The Colorado Supreme Court recently granted cert in the case of Nathan Yadnez (2015 WL 929996), and the decision likely will provide additional guidance on how far the rule from Cuyler v. Sullivan, 446 U. S. 335 (1980), will extend to conflicts of interest beyond those rising from simultaneous representation of co-defendants or co-participants.
The relevant facts are straightforward. Defendant Yadnez murdered his mother at the age of 16. Yadnez’s father, also husband of Yadnez’s mother, hired and paid a lawyer to represent his son. The father also was a witness for the prosecution. There were allegations of child abuse that were neither investigated nor raised by the defense. There was no conflicts waiver.

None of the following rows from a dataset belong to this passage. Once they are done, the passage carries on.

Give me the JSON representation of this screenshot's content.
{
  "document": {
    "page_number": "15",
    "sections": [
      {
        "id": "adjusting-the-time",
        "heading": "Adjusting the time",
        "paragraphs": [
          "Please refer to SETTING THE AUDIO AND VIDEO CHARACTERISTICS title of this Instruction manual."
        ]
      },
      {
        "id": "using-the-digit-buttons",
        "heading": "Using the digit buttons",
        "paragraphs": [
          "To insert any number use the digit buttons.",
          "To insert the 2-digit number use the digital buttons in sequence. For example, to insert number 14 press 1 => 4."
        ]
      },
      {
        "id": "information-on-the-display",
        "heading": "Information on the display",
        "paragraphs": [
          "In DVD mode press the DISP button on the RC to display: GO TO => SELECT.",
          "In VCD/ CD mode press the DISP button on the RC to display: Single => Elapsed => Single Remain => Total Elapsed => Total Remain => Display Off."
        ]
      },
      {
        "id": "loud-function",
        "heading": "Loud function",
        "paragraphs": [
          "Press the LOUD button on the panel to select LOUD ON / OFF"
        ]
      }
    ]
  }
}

The question is whether Yadnez’s lawyer was operating under an actual conflict of interest that adversely affected the representation, constituting ineffective assistance of counsel. The Court of Appeals found that there was a conflict, but arising solely from the fact that the lawyer was being paid by father, not sufficient to meet the ineffective assistance of counsel standard. Defendant Yadnez argues that under Sullivan, the conflict is not merely a Rule 1.8 conflict based on third party payment of fees. Instead, it is a nonconsentable conflict under Rule 1.7, because the father was a victim of the crime and a necessary witness for the prosecution, creating a risk of a material limitation on the representation, not merely a conflict arising from the payment of legal fees by the father.